Start of Extracted entries

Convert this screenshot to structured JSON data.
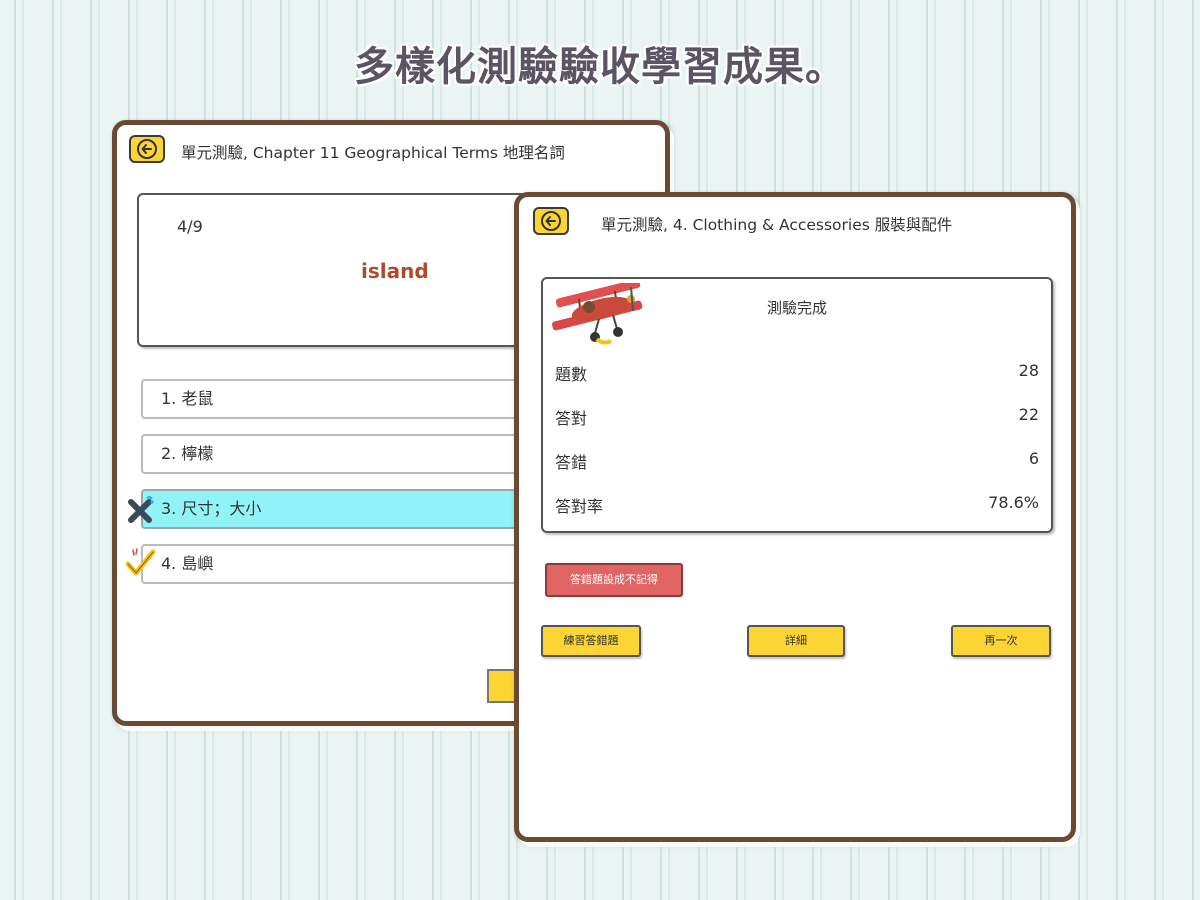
{
  "headline": "多樣化測驗驗收學習成果。",
  "quiz_panel": {
    "title": "單元測驗, Chapter 11 Geographical Terms 地理名詞",
    "counter": "4/9",
    "word": "island",
    "options": [
      {
        "label": "1. 老鼠",
        "state": "normal"
      },
      {
        "label": "2. 檸檬",
        "state": "normal"
      },
      {
        "label": "3. 尺寸；大小",
        "state": "wrong"
      },
      {
        "label": "4. 島嶼",
        "state": "correct"
      }
    ]
  },
  "result_panel": {
    "title": "單元測驗, 4. Clothing & Accessories 服裝與配件",
    "result_title": "測驗完成",
    "stats": [
      {
        "label": "題數",
        "value": "28"
      },
      {
        "label": "答對",
        "value": "22"
      },
      {
        "label": "答錯",
        "value": "6"
      },
      {
        "label": "答對率",
        "value": "78.6%"
      }
    ],
    "reset_button": "答錯題設成不記得",
    "practice_button": "練習答錯題",
    "detail_button": "詳細",
    "again_button": "再一次"
  },
  "colors": {
    "frame": "#6b4a34",
    "accent_yellow": "#fcd535",
    "selected_option": "#8ff3f8",
    "word": "#b04a2c",
    "danger": "#e06464"
  },
  "icons": {
    "back": "arrow-left-icon",
    "wrong": "cross-icon",
    "correct": "check-icon",
    "illustration": "biplane-icon"
  }
}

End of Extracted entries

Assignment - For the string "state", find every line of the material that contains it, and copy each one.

Response area -
        "state": "normal"
        "state": "normal"
        "state": "wrong"
        "state": "correct"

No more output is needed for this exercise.